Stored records
**********

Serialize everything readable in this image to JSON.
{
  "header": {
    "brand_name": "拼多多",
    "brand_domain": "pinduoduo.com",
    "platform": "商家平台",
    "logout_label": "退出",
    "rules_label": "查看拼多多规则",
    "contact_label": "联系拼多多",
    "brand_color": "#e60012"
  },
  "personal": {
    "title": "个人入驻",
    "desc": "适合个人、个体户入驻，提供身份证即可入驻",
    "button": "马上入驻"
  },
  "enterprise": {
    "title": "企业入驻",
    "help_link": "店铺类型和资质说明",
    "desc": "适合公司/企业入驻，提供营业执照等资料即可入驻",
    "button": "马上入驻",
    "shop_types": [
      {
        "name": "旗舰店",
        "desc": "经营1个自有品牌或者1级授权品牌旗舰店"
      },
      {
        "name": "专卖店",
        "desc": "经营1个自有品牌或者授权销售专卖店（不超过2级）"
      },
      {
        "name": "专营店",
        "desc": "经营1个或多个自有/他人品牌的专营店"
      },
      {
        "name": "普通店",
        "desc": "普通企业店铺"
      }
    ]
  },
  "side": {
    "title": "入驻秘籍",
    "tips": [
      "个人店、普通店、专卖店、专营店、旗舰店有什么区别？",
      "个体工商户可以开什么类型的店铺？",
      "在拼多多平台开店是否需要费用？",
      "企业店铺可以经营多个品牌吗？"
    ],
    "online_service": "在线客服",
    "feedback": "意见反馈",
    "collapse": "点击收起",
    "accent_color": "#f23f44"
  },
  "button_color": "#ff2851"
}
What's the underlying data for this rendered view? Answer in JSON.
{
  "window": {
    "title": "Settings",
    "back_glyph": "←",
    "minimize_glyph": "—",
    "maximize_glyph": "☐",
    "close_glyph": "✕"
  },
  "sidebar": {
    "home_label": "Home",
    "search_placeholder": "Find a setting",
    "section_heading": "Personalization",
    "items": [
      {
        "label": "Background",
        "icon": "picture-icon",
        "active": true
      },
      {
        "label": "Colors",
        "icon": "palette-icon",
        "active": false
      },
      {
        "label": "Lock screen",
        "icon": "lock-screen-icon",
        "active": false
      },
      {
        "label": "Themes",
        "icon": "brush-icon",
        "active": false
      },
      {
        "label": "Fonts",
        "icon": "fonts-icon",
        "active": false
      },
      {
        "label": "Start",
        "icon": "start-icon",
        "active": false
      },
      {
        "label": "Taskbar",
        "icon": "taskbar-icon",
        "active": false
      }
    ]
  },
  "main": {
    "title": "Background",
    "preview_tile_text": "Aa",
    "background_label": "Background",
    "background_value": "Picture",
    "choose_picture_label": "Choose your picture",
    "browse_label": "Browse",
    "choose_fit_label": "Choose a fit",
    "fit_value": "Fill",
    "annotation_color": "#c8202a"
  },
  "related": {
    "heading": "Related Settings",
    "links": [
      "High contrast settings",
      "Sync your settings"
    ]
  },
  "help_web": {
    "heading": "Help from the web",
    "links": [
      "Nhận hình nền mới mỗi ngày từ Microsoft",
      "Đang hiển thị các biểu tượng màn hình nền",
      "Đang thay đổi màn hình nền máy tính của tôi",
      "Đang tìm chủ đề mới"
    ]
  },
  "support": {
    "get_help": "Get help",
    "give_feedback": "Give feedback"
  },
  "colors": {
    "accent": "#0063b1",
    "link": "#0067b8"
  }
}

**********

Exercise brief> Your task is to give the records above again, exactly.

Answer box>
Serialize everything readable in this image to JSON.
{
  "header": {
    "brand_name": "拼多多",
    "brand_domain": "pinduoduo.com",
    "platform": "商家平台",
    "logout_label": "退出",
    "rules_label": "查看拼多多规则",
    "contact_label": "联系拼多多",
    "brand_color": "#e60012"
  },
  "personal": {
    "title": "个人入驻",
    "desc": "适合个人、个体户入驻，提供身份证即可入驻",
    "button": "马上入驻"
  },
  "enterprise": {
    "title": "企业入驻",
    "help_link": "店铺类型和资质说明",
    "desc": "适合公司/企业入驻，提供营业执照等资料即可入驻",
    "button": "马上入驻",
    "shop_types": [
      {
        "name": "旗舰店",
        "desc": "经营1个自有品牌或者1级授权品牌旗舰店"
      },
      {
        "name": "专卖店",
        "desc": "经营1个自有品牌或者授权销售专卖店（不超过2级）"
      },
      {
        "name": "专营店",
        "desc": "经营1个或多个自有/他人品牌的专营店"
      },
      {
        "name": "普通店",
        "desc": "普通企业店铺"
      }
    ]
  },
  "side": {
    "title": "入驻秘籍",
    "tips": [
      "个人店、普通店、专卖店、专营店、旗舰店有什么区别？",
      "个体工商户可以开什么类型的店铺？",
      "在拼多多平台开店是否需要费用？",
      "企业店铺可以经营多个品牌吗？"
    ],
    "online_service": "在线客服",
    "feedback": "意见反馈",
    "collapse": "点击收起",
    "accent_color": "#f23f44"
  },
  "button_color": "#ff2851"
}
What's the underlying data for this rendered view? Answer in JSON.
{
  "window": {
    "title": "Settings",
    "back_glyph": "←",
    "minimize_glyph": "—",
    "maximize_glyph": "☐",
    "close_glyph": "✕"
  },
  "sidebar": {
    "home_label": "Home",
    "search_placeholder": "Find a setting",
    "section_heading": "Personalization",
    "items": [
      {
        "label": "Background",
        "icon": "picture-icon",
        "active": true
      },
      {
        "label": "Colors",
        "icon": "palette-icon",
        "active": false
      },
      {
        "label": "Lock screen",
        "icon": "lock-screen-icon",
        "active": false
      },
      {
        "label": "Themes",
        "icon": "brush-icon",
        "active": false
      },
      {
        "label": "Fonts",
        "icon": "fonts-icon",
        "active": false
      },
      {
        "label": "Start",
        "icon": "start-icon",
        "active": false
      },
      {
        "label": "Taskbar",
        "icon": "taskbar-icon",
        "active": false
      }
    ]
  },
  "main": {
    "title": "Background",
    "preview_tile_text": "Aa",
    "background_label": "Background",
    "background_value": "Picture",
    "choose_picture_label": "Choose your picture",
    "browse_label": "Browse",
    "choose_fit_label": "Choose a fit",
    "fit_value": "Fill",
    "annotation_color": "#c8202a"
  },
  "related": {
    "heading": "Related Settings",
    "links": [
      "High contrast settings",
      "Sync your settings"
    ]
  },
  "help_web": {
    "heading": "Help from the web",
    "links": [
      "Nhận hình nền mới mỗi ngày từ Microsoft",
      "Đang hiển thị các biểu tượng màn hình nền",
      "Đang thay đổi màn hình nền máy tính của tôi",
      "Đang tìm chủ đề mới"
    ]
  },
  "support": {
    "get_help": "Get help",
    "give_feedback": "Give feedback"
  },
  "colors": {
    "accent": "#0063b1",
    "link": "#0067b8"
  }
}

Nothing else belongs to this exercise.